Make sure to leave at least two feet between the edge of the table and the edge of the rug. This prevents the chairs from getting caught up in the rug when they are pulled in.
Where to put furniture in the bedroom.
Distance between the bed and bedside table: 3-6 inches
You want a little bit of space between the nightstand and the bed so that it won’t look too crowded, but easy access to everything while you are in bed like the clock and the lamp.
Distance around the bed: at least 24″
There should be at least two feet of space between the sides and end of the bed and any wall or surrounding furniture so that you have room to walk around the bed, make the bed, and for opening dresser drawers or closet doors.
How big should an area rug be in a bedroom?
Size of area rug under a bed: at least 18-24 inches between the edge of the bed and the edge of the rug
This size range is dependent on what size of bed it is going under.
Another option instead of a single area rug is to flank your bed with a pair of rugs. In this case, they should cover 3/4 of the space from the edge of the nightstand to the end of the bed.
I hope you’ve found all four of these “Must-Have Measurement” guidelines for the home helpful! Remember to pin these posts so you’ll have them at the ready whenever you need them.
And don’t forget to print and file the handy cheat sheet of all four guides. They include all of the basic numbers from each of the four posts. You can download it from the subscribers-only library in the footer menu.
Not a subscriber yet? Sign up below so we don’t lose touch! I have lots more fun and useful freebies in the library you may be interested in.
In case you missed the other parts of my “Must-Have Measurements for the Home”, Part One was all about Lighting – where to hang it and what size to choose:
Part Two was all about Bathroom Fixtures:
And Part 3 was about where to hang Artwork:
Happy home improving,
Before you go:
As always, I appreciate your visit, comments, and shares here on the blog! I’d love it if you also follow along with me on Pinterest, Instagram, Facebook, TikTok, and YouTube so you won’t miss any of my inspiration and ideas.
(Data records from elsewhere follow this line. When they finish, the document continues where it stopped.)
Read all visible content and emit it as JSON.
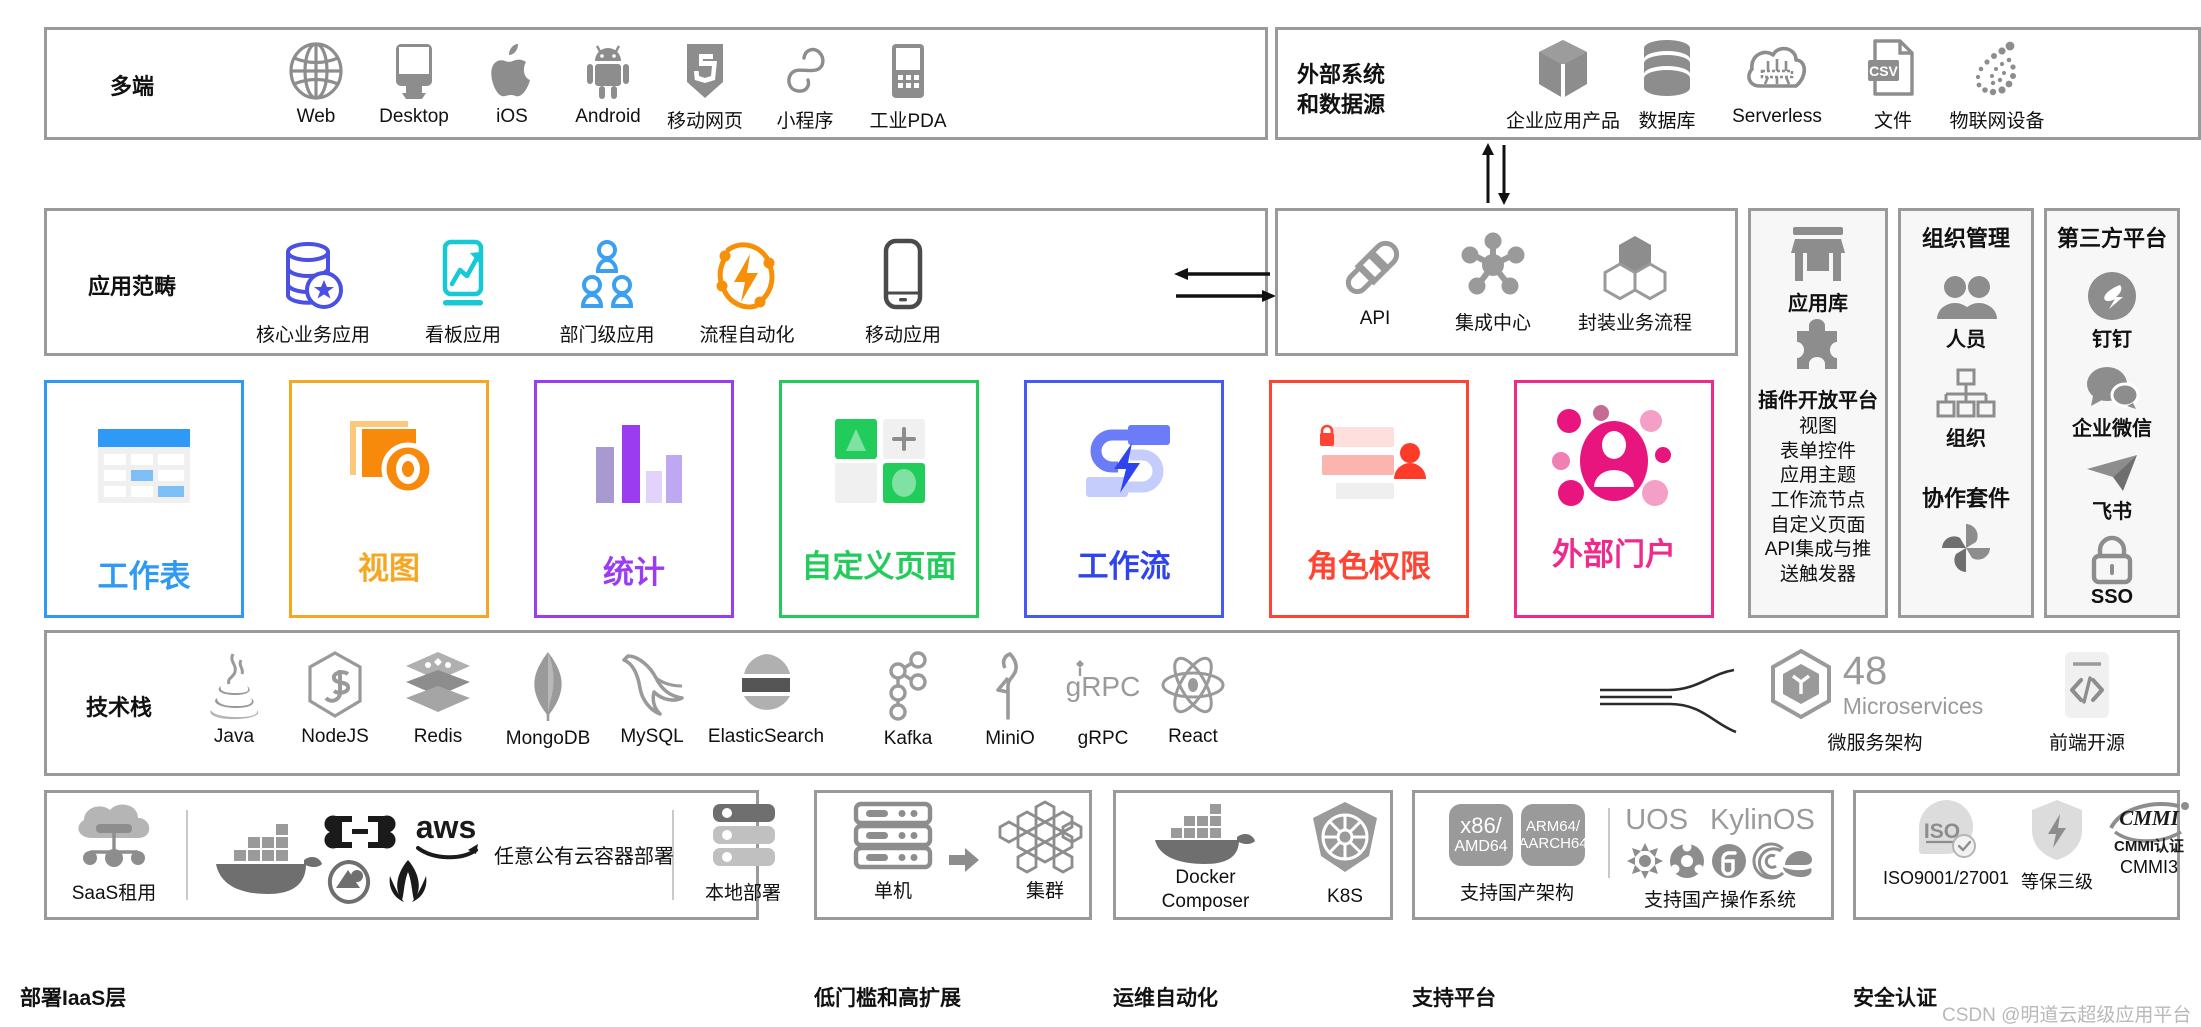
{
  "meta": {
    "watermark": "CSDN @明道云超级应用平台"
  },
  "rows": {
    "multi_client": {
      "label": "多端",
      "items": [
        {
          "caption": "Web",
          "icon": "globe-icon"
        },
        {
          "caption": "Desktop",
          "icon": "desktop-monitor-icon"
        },
        {
          "caption": "iOS",
          "icon": "apple-icon"
        },
        {
          "caption": "Android",
          "icon": "android-icon"
        },
        {
          "caption": "移动网页",
          "icon": "html5-icon"
        },
        {
          "caption": "小程序",
          "icon": "miniprogram-icon"
        },
        {
          "caption": "工业PDA",
          "icon": "industrial-pda-icon"
        }
      ]
    },
    "external": {
      "label": "外部系统\n和数据源",
      "items": [
        {
          "caption": "企业应用产品",
          "icon": "cube-package-icon"
        },
        {
          "caption": "数据库",
          "icon": "database-icon"
        },
        {
          "caption": "Serverless",
          "icon": "serverless-cloud-icon"
        },
        {
          "caption": "文件",
          "icon": "csv-file-icon"
        },
        {
          "caption": "物联网设备",
          "icon": "iot-dots-icon"
        }
      ]
    },
    "app_scope": {
      "label": "应用范畴",
      "items": [
        {
          "caption": "核心业务应用",
          "icon": "core-business-db-icon",
          "color": "#4a50e2"
        },
        {
          "caption": "看板应用",
          "icon": "dashboard-chart-icon",
          "color": "#17c9d4"
        },
        {
          "caption": "部门级应用",
          "icon": "team-users-icon",
          "color": "#3aa0ef"
        },
        {
          "caption": "流程自动化",
          "icon": "automation-bolt-icon",
          "color": "#f79007"
        },
        {
          "caption": "移动应用",
          "icon": "mobile-phone-icon",
          "color": "#4a4a4a"
        }
      ]
    },
    "integration": {
      "items": [
        {
          "caption": "API",
          "icon": "api-plug-icon"
        },
        {
          "caption": "集成中心",
          "icon": "integration-hub-icon"
        },
        {
          "caption": "封装业务流程",
          "icon": "hexagon-process-icon"
        }
      ]
    },
    "tech_stack": {
      "label": "技术栈",
      "items": [
        {
          "caption": "Java",
          "icon": "java-icon"
        },
        {
          "caption": "NodeJS",
          "icon": "nodejs-icon"
        },
        {
          "caption": "Redis",
          "icon": "redis-icon"
        },
        {
          "caption": "MongoDB",
          "icon": "mongodb-icon"
        },
        {
          "caption": "MySQL",
          "icon": "mysql-dolphin-icon"
        },
        {
          "caption": "ElasticSearch",
          "icon": "elasticsearch-icon"
        },
        {
          "caption": "Kafka",
          "icon": "kafka-icon"
        },
        {
          "caption": "MiniO",
          "icon": "minio-icon"
        },
        {
          "caption": "gRPC",
          "icon": "grpc-icon"
        },
        {
          "caption": "React",
          "icon": "react-icon"
        }
      ],
      "microservices": {
        "count": "48",
        "unit": "Microservices",
        "caption": "微服务架构",
        "icon": "microservice-hexagon-icon"
      },
      "frontend": {
        "caption": "前端开源",
        "icon": "code-brackets-icon"
      }
    }
  },
  "feature_cards": [
    {
      "title": "工作表",
      "color": "#2f9af5",
      "icon": "worksheet-table-icon"
    },
    {
      "title": "视图",
      "color": "#f5a623",
      "icon": "view-layers-eye-icon"
    },
    {
      "title": "统计",
      "color": "#9b3cf0",
      "icon": "statistics-bars-icon"
    },
    {
      "title": "自定义页面",
      "color": "#22cc5b",
      "icon": "custom-page-grid-icon"
    },
    {
      "title": "工作流",
      "color": "#4559f5",
      "icon": "workflow-bolt-icon"
    },
    {
      "title": "角色权限",
      "color": "#ff4433",
      "icon": "role-permission-icon"
    },
    {
      "title": "外部门户",
      "color": "#ee2b8d",
      "icon": "external-portal-user-icon"
    }
  ],
  "rails": {
    "app_store": {
      "app_library": {
        "caption": "应用库",
        "icon": "store-shop-icon"
      },
      "plugin_platform": {
        "caption": "插件开放平台",
        "icon": "puzzle-piece-icon",
        "items": [
          "视图",
          "表单控件",
          "应用主题",
          "工作流节点",
          "自定义页面",
          "API集成与推",
          "送触发器"
        ]
      }
    },
    "org_management": {
      "title": "组织管理",
      "items": [
        {
          "caption": "人员",
          "icon": "people-icon"
        },
        {
          "caption": "组织",
          "icon": "org-tree-icon"
        }
      ],
      "collab": {
        "caption": "协作套件",
        "icon": "pinwheel-icon"
      }
    },
    "third_party": {
      "title": "第三方平台",
      "items": [
        {
          "caption": "钉钉",
          "icon": "dingtalk-icon"
        },
        {
          "caption": "企业微信",
          "icon": "wecom-icon"
        },
        {
          "caption": "飞书",
          "icon": "feishu-icon"
        },
        {
          "caption": "SSO",
          "icon": "lock-sso-icon"
        }
      ]
    }
  },
  "bottom": {
    "iaas": {
      "label": "部署IaaS层",
      "saas": {
        "caption": "SaaS租用",
        "icon": "saas-cloud-icon"
      },
      "cloud": {
        "note": "任意公有云容器部署",
        "icons": [
          "docker-whale-icon",
          "alibaba-cloud-icon",
          "aws-icon",
          "tencent-cloud-icon",
          "huawei-cloud-icon"
        ]
      },
      "local": {
        "caption": "本地部署",
        "icon": "server-rack-icon"
      }
    },
    "scalability": {
      "label": "低门槛和高扩展",
      "items": [
        {
          "caption": "单机",
          "icon": "single-server-icon"
        },
        {
          "caption": "集群",
          "icon": "cluster-honeycomb-icon"
        }
      ],
      "arrow": "arrow-right-icon"
    },
    "devops": {
      "label": "运维自动化",
      "items": [
        {
          "caption": "Docker\nComposer",
          "icon": "docker-whale-icon"
        },
        {
          "caption": "K8S",
          "icon": "kubernetes-icon"
        }
      ]
    },
    "platform": {
      "label": "支持平台",
      "arch": {
        "caption": "支持国产架构",
        "chips": [
          {
            "top": "x86/",
            "bottom": "AMD64"
          },
          {
            "top": "ARM64/",
            "bottom": "AARCH64"
          }
        ]
      },
      "os": {
        "caption": "支持国产操作系统",
        "names": [
          "UOS",
          "KylinOS"
        ],
        "icons": [
          "kylin-icon",
          "ubuntu-icon",
          "fedora-icon",
          "debian-icon",
          "redhat-icon"
        ]
      }
    },
    "security": {
      "label": "安全认证",
      "items": [
        {
          "caption": "ISO9001/27001",
          "icon": "iso-badge-icon"
        },
        {
          "caption": "等保三级",
          "icon": "shield-bolt-icon"
        },
        {
          "caption": "CMMI3",
          "icon": "cmmi-icon",
          "sub": "CMMI认证"
        }
      ]
    }
  }
}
Pin it to remember it!
If you’ve enjoyed this post, please pin and share this on Pinterest: